This ad throws open the doors to prejudice against Chinese people and those who might look Asian. It mocks the historic struggle of such people in this country. It is nothing but a call to ridicule a particular group. Frankly, I felt offended by it the first time I saw it, but then I grew furious after each incident that I have experienced.

The first time I saw this ad I just shook my head. What sort of reaction was the ad agency expecting? It depends I suppose on who they expect to go to that particular restaurant.

Well I go there sometimes (or should I say I used to?) because they have nicer toys for my kids than McDonald’s. We got mini story books once. Another time it was a set of interlocking toys that had a fully-working compass, a pack of note paper with its own compartment, and a laser light pointer among other wonders!

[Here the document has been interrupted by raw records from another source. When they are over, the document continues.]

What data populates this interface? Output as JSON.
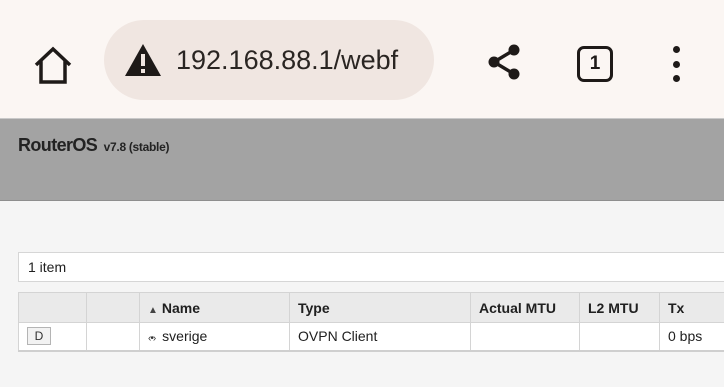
{
  "browser": {
    "url": "192.168.88.1/webf",
    "tab_count": "1",
    "icons": [
      "home-icon",
      "warning-icon",
      "share-icon",
      "tabs-icon",
      "more-vert-icon"
    ]
  },
  "router": {
    "product": "RouterOS",
    "version": "v7.8 (stable)"
  },
  "list": {
    "item_count": "1 item",
    "columns": [
      "",
      "",
      "Name",
      "Type",
      "Actual MTU",
      "L2 MTU",
      "Tx"
    ],
    "sort_indicator": "▲",
    "rows": [
      {
        "flag": "D",
        "name_icon": "‹•›",
        "name": "sverige",
        "type": "OVPN Client",
        "actual_mtu": "",
        "l2_mtu": "",
        "tx": "0 bps"
      }
    ]
  },
  "colors": {
    "browser_bar": "#fbf6f3",
    "url_pill": "#f0e6e1",
    "header_gray": "#a3a3a3",
    "content_bg": "#f5f5f5"
  }
}
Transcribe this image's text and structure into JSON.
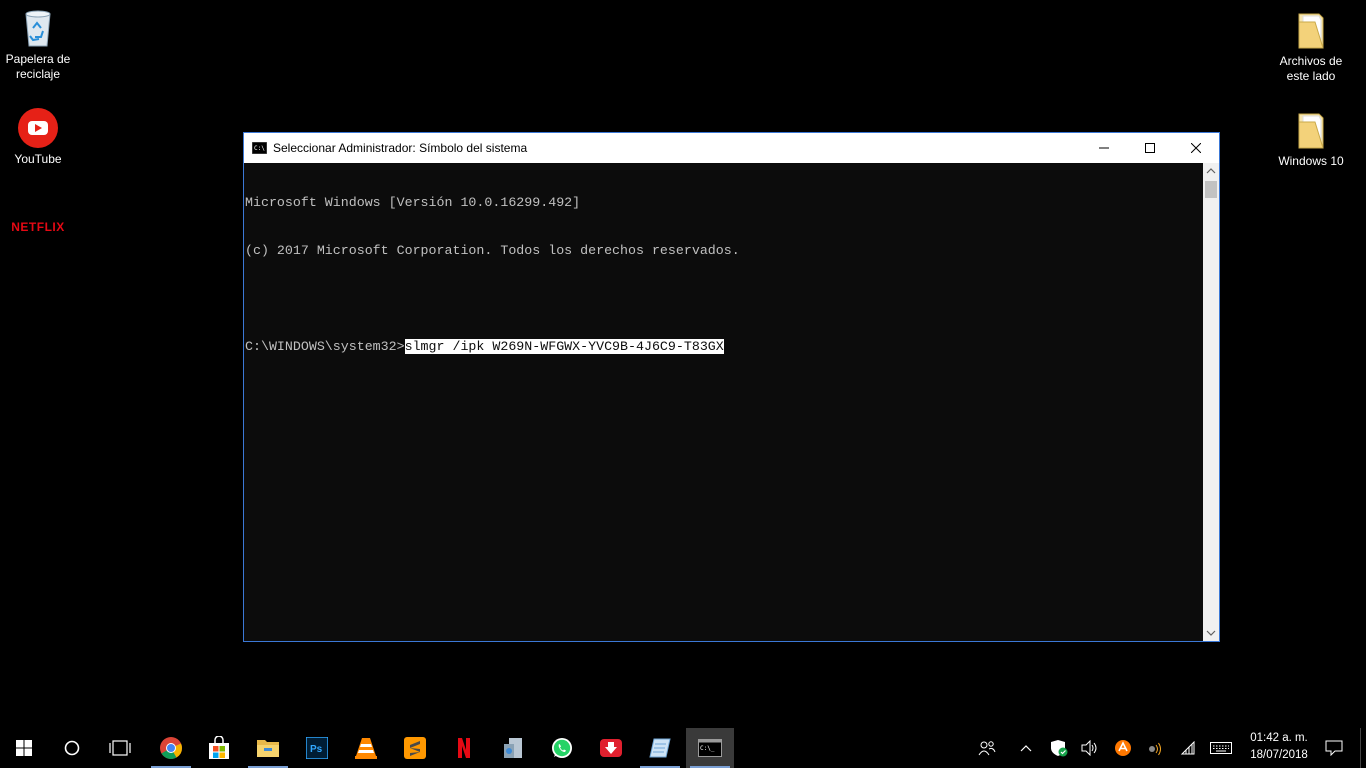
{
  "desktop": {
    "icons_left": [
      {
        "label": "Papelera de reciclaje",
        "icon": "recycle-bin-icon"
      },
      {
        "label": "YouTube",
        "icon": "youtube-icon"
      },
      {
        "label": "NETFLIX",
        "icon": "netflix-icon"
      }
    ],
    "icons_right": [
      {
        "label": "Archivos de este lado",
        "icon": "folder-icon"
      },
      {
        "label": "Windows 10",
        "icon": "folder-icon"
      }
    ]
  },
  "window": {
    "title": "Seleccionar Administrador: Símbolo del sistema",
    "console_lines": [
      "Microsoft Windows [Versión 10.0.16299.492]",
      "(c) 2017 Microsoft Corporation. Todos los derechos reservados.",
      "",
      "C:\\WINDOWS\\system32>"
    ],
    "selected_command": "slmgr /ipk W269N-WFGWX-YVC9B-4J6C9-T83GX",
    "colors": {
      "background": "#0c0c0c",
      "text": "#c0c0c0",
      "border": "#3b78d6"
    }
  },
  "taskbar": {
    "apps": [
      "start",
      "cortana",
      "task-view",
      "chrome",
      "store",
      "file-explorer",
      "photoshop",
      "vlc",
      "sublime-text",
      "netflix",
      "installer",
      "whatsapp",
      "downloader",
      "notepad",
      "command-prompt"
    ],
    "clock": {
      "time": "01:42 a. m.",
      "date": "18/07/2018"
    }
  }
}
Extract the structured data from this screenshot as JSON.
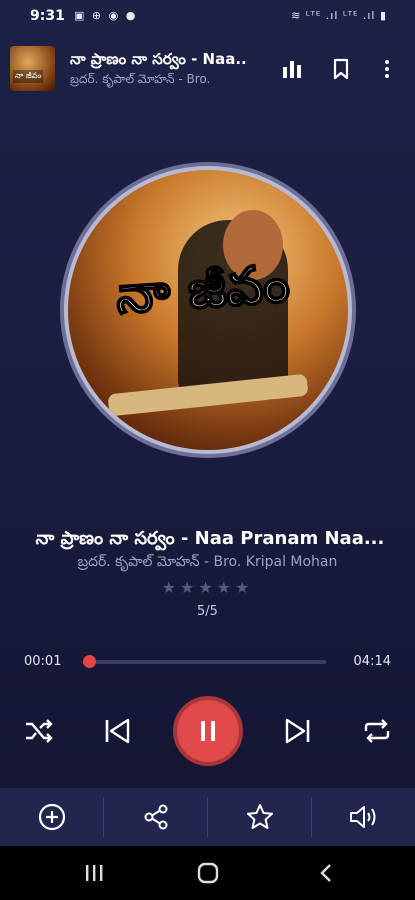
{
  "status_bar": {
    "time": "9:31",
    "left_icons": "▣ ⊕ ◉ ●",
    "right_icons": "≋ ᴸᵀᴱ .ıl ᴸᵀᴱ .ıl ▮"
  },
  "header": {
    "thumb_text": "నా జీవం",
    "title": "నా ప్రాణం నా సర్వం - Naa..",
    "artist": "బ్రదర్. కృపాల్ మోహన్ - Bro."
  },
  "artwork": {
    "text": "నా జీవం"
  },
  "song": {
    "title": "నా ప్రాణం నా సర్వం - Naa Pranam Naa...",
    "artist": "బ్రదర్. కృపాల్ మోహన్ - Bro. Kripal Mohan",
    "stars": "★★★★★",
    "rating": 0,
    "track_position": "5/5"
  },
  "progress": {
    "elapsed": "00:01",
    "total": "04:14",
    "fraction": 0.004
  },
  "colors": {
    "accent": "#e14a4a",
    "background": "#1d2146",
    "bottom_bar": "#22264f"
  },
  "icons": {
    "equalizer": "equalizer-icon",
    "bookmark": "bookmark-icon",
    "more": "more-vertical-icon",
    "shuffle": "shuffle-icon",
    "previous": "skip-previous-icon",
    "pause": "pause-icon",
    "next": "skip-next-icon",
    "repeat": "repeat-icon",
    "add": "add-circle-icon",
    "share": "share-icon",
    "favorite": "star-icon",
    "volume": "volume-icon"
  }
}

Almost every single time we went there for a meal we got friendly service. Wait, there was this one time I remember getting funny looks when I went on my own. I had to say things over and over before they understood me. I certainly remember the funny look. It wasn’t that much different from that waitress in the ad!

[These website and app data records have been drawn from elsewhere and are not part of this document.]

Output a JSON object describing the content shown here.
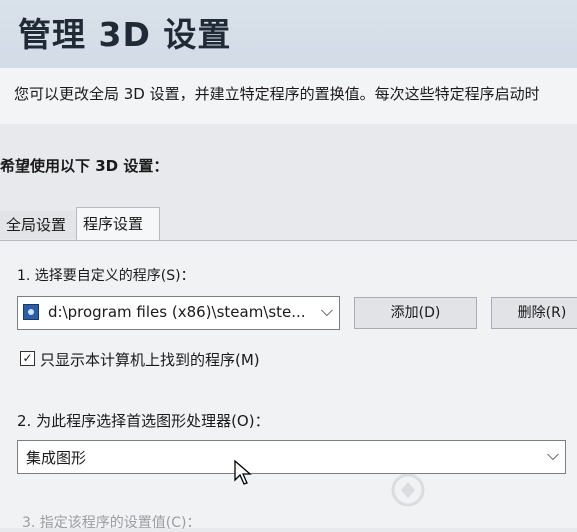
{
  "header": {
    "title": "管理 3D 设置"
  },
  "description": "您可以更改全局 3D 设置，并建立特定程序的置换值。每次这些特定程序启动时",
  "prompt": "希望使用以下 3D 设置：",
  "tabs": [
    {
      "label": "全局设置",
      "active": false
    },
    {
      "label": "程序设置",
      "active": true
    }
  ],
  "program_settings": {
    "step1_label": "1. 选择要自定义的程序(S)：",
    "program_select": {
      "value": "d:\\program files (x86)\\steam\\ste...",
      "icon": "application-icon"
    },
    "add_button": "添加(D)",
    "remove_button": "删除(R)",
    "checkbox": {
      "label": "只显示本计算机上找到的程序(M)",
      "checked": true,
      "mark": "✓"
    },
    "step2_label": "2. 为此程序选择首选图形处理器(O)：",
    "gpu_select": {
      "value": "集成图形"
    },
    "step3_label": "3. 指定该程序的设置值(C)："
  },
  "icons": {
    "chevron": "chevron-down-icon",
    "cursor": "mouse-pointer-icon"
  }
}
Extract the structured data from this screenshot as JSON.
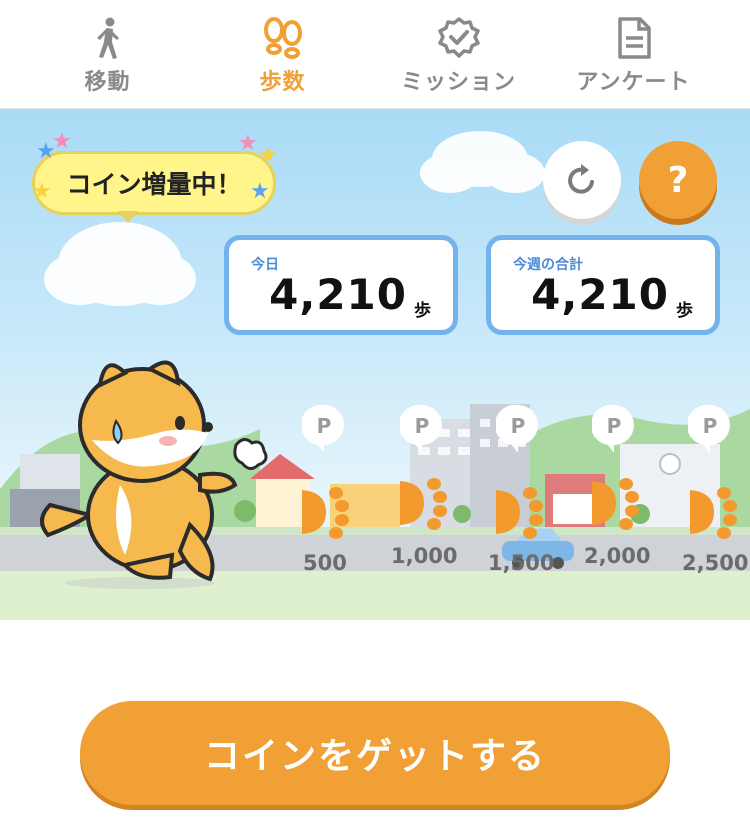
{
  "tabs": [
    {
      "label": "移動",
      "icon": "walking-person-icon",
      "active": false
    },
    {
      "label": "歩数",
      "icon": "footprints-icon",
      "active": true
    },
    {
      "label": "ミッション",
      "icon": "badge-check-icon",
      "active": false
    },
    {
      "label": "アンケート",
      "icon": "document-icon",
      "active": false
    }
  ],
  "banner": {
    "text": "コイン増量中！"
  },
  "buttons": {
    "help_label": "?",
    "refresh_icon": "refresh-icon"
  },
  "stats": {
    "today": {
      "caption": "今日",
      "value": "4,210",
      "unit": "歩"
    },
    "week": {
      "caption": "今週の合計",
      "value": "4,210",
      "unit": "歩"
    }
  },
  "milestones": [
    {
      "label": "500",
      "pin": "P"
    },
    {
      "label": "1,000",
      "pin": "P"
    },
    {
      "label": "1,500",
      "pin": "P"
    },
    {
      "label": "2,000",
      "pin": "P"
    },
    {
      "label": "2,500",
      "pin": "P"
    }
  ],
  "cta": {
    "label": "コインをゲットする"
  },
  "colors": {
    "accent": "#f0a035",
    "card_border": "#72b3ee",
    "banner": "#fff58a",
    "inactive": "#8a8a8a"
  }
}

Since that ad was shown some months ago I’ve had semi-taunts thrown at me by more than a handful of people. First I thought it was just a rare thing, like this burly looking guy out to poke fun at just anybody. He came to my car and said “Were you in that Wimpy ad?” I said no, definitely not. Then he insisted “Are you sure? Are you sure? The guy there looks just like you!” I just shook my head as he smirked and chuckled. What do you say to idiots who accost you?

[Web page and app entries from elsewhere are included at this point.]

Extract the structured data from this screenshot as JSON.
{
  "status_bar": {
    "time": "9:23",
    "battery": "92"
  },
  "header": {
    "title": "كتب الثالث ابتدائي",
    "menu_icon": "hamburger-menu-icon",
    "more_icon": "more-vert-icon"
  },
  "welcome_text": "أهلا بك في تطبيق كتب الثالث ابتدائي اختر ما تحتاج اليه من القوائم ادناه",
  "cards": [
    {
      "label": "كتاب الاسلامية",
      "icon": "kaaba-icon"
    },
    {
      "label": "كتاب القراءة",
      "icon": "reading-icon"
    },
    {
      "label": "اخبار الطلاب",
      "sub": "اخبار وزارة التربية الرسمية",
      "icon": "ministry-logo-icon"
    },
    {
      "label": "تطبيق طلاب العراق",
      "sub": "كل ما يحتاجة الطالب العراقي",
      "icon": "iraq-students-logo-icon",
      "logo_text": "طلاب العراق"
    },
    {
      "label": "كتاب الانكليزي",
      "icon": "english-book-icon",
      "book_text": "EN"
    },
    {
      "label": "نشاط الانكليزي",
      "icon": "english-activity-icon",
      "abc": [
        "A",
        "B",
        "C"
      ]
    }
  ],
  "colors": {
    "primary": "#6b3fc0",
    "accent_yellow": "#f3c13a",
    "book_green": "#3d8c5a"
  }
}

I had a less aggressive but no less infuriating experience at a stationery shop, pretty much a toned down repeat performance of ignorance.

It seems to be more common than I thought. Even as the last tourists were leaving the FIFA World Cup venues this year bands of idiots once again waved the terrifying flags of xenophobia. Something like “We got your money, now run!”

Or have I just lost my sense of humour?

I can only blame the ad agency for such an ad that rouses what seems to be a lurking nastiness among the more ignorant population. What can one do?


Well I decided to write this. The next move is to tell the execs to read it. Then what? We’ll see. Or we won’t. I may not be part of their demographics. I can always go to a different grease factory.

ET Found Home

I wasn’t born here. Everything was alien to me when I first arrived. Check that. I was the alien.

I gawked at the strangeness of the world I had come upon. From high up in the air curious circles dotted much of the landscape. Gold brown fields appeared like carefully braided locks of hair. Then the mountains came into view, majestic and ancient, bounded by deep blue waters.

When I had the chance to meet the inhabitants of this new world I was even more dumbfounded. Some walked with unimaginable weights on their heads, like TV sets and sofas. Some sang at the drop of a hat even in crowded trains. Others greeted me like a neighbour from a common village. Wonder and unexpected connections nearly every day.

And then there were those who sensed the alien blood in me. They must have felt the intrusion of the shadow around my feet, saw my unusual gait, shape of eyes, my hair. These folks made me aware of the blast of winter air, made me shiver. I knew I was unwelcome among them.

I had arrived the very same year this country survived its first democratic elections.  The whole world was in awe. Mandela, de Klerk, and Tutu quickly became household names. Boundaries were broken, new bridges spanned old differences.

That was then. These days different names are hitting the headlines. Malema, Terre’Blance. Cracks that were perhaps smoothed over are showing again. Seeping smell of blood.

They say this is a land of possibilities. It was possible in 1994, why not now? What has changed? What has remained the same?

Sometimes it takes an outsider to see the difference, or what hasn’t changed at all.

Within a few years of my staying here I was, at least on paper, declared a citizen, and very much to my surprise.

Yet deep inside I know I’m still an alien. Some people I happen to bump on the street still remind me of that every now and again. The shadows are there.

The odd thing is that I’ve come to love this strange land like my own distant home. I can’t imagine leaving it, good or bad.